“MacSoft releases demos for the majority of its games and a demo of Halo will be available shortly,” said Tamte. “Besides, regardless of why you’re stealing that game, you’re stealing, and it’s illegal.”
As to why it’s taken so long, Tamte explained, “We decided to allocate all of our resources — people working 18-hour days for months — to customers who wanted to buy the game. We deal with limited resources for development, and we’re going to put those resources into getting the finished game into people’s hands — that’s our first priority.”
Rogers told MacCentral that Aspyr similarly gets demos to its customers whenever possible. “We’ve been doing a whole lot more demos lately, and we do it every time we can,” he said.
Aspyr faces similar resources constraints and tight schedules as MacSoft, according to Rogers. And Aspyr also puts its money where its mouth is, for customers who buy games from its own e-store.
“On our store, we offer a 30-day money back guarantee. We’re happy to take a sale and refund the money if someone doesn’t like the game or it doesn’t work well on their system,” Rogers told MacCentral. “I would love for more retailers to do that. It’s less of a risk for consumers to buy the software to see if they’ll like it.”
“Stickin’ it to ‘the man'”
Some pirates proclaim a sense of justice when they steal software, suggesting that the companies behind the products they’ve taken — in some cases, billion-dollar companies — don’t deserve their money. This refrain has occurred more than once where Halo is concerned, as some gamers still hold a grudge against Microsoft’s purchase of Bungie and the resulting effect: Halo became an Xbox-only title for two years, after it was initially announced for Macs and PCs.
“Microsoft only sees a small amount of the revenue generated by Halo,” Tamte countered. “What you’re doing instead of ‘stealing from the man’ is robbing the Mac community of future games. And someone, somewhere, did not get paid for the work they did to bring that game to you.”
“We’re a small company,” said Rogers, “and that lost revenue affects us. If pirates think that a giant corporation won’t miss their money, they might be right. But it has a magnified impact on our business.”
What to do about the problem?
Tamte said that all MacSoft titles released in the future will require some form of copy protection.
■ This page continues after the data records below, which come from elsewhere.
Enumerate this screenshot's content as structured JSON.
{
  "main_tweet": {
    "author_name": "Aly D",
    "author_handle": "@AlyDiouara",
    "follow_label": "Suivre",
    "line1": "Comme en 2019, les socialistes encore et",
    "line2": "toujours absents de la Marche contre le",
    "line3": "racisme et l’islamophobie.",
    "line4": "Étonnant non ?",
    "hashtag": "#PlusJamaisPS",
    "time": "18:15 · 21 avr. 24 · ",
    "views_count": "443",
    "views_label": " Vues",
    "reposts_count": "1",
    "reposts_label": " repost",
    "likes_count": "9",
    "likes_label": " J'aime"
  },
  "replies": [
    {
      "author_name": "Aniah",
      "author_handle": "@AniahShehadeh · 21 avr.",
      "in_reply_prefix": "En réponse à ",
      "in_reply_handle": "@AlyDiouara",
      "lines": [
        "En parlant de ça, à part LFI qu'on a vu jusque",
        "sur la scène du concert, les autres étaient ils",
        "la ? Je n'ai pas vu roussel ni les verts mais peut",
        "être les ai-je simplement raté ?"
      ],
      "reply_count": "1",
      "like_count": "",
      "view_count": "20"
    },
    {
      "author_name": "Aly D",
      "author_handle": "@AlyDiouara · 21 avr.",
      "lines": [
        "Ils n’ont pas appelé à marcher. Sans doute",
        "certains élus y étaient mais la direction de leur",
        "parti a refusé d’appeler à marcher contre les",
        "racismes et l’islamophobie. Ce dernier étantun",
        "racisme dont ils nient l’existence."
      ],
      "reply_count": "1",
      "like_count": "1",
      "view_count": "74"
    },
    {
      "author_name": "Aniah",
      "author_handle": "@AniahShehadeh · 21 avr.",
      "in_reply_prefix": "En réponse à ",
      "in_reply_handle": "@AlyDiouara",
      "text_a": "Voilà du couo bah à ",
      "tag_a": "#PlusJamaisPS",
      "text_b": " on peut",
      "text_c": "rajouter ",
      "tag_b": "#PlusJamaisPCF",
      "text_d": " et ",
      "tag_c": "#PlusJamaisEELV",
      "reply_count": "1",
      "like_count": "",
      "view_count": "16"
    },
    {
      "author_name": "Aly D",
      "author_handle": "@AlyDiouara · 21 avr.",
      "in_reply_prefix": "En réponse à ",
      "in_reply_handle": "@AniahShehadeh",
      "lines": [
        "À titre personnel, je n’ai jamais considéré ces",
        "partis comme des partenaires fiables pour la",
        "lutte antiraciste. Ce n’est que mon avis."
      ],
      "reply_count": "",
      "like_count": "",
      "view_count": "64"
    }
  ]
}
Tamte didn’t offer specific details about what that would consist of, but he told MacCentral that his company is reviewing several technologies.
“We need to get ahead of the problem somehow without punishing people who paid money for the game,” mused Rogers. “We’ll be trying to do some things that both improve the experience for customers and make it more difficult for pirates, like shipping some titles on DVD, for example. The installation process is easier than swapping out multiple CD-ROMs, and the volume is big enough that it’ll be a lot more to stuff an Internet connection with — maybe too much for casual pirates who do it now.”
Rogers also sees Aspyr’s in-house development staff — Aspyr Studios — as key to long-term anti-piracy solutions. Having developers in-house makes it more feasible for Aspyr to implement ways that offer better service to paying customers, while locking out pirates.
Cottam agreed with Rogers that dealing with piracy requires an equal balance of protecting intellectual property while offering customers the best experience possible. “At the end of the day, MacPlay needs to stay focused on bringing the best content to the users and trust that the user community will support us,” he added.
To people who still aren’t convinced that software piracy is wrong, Tamte offered a closing thought. “The main question I’d like software pirates to ask themselves is this: If I wouldn’t steal this game off the shelf of CompUSA, why would I steal it off the Internet? This isn’t a gray issue, it’s black and white. Stealing is wrong. You can’t choose which laws to obey simply because you don’t like them or find them inconvenient.”
Look for more MacCentral coverage of how piracy affects the Mac development community in the coming weeks.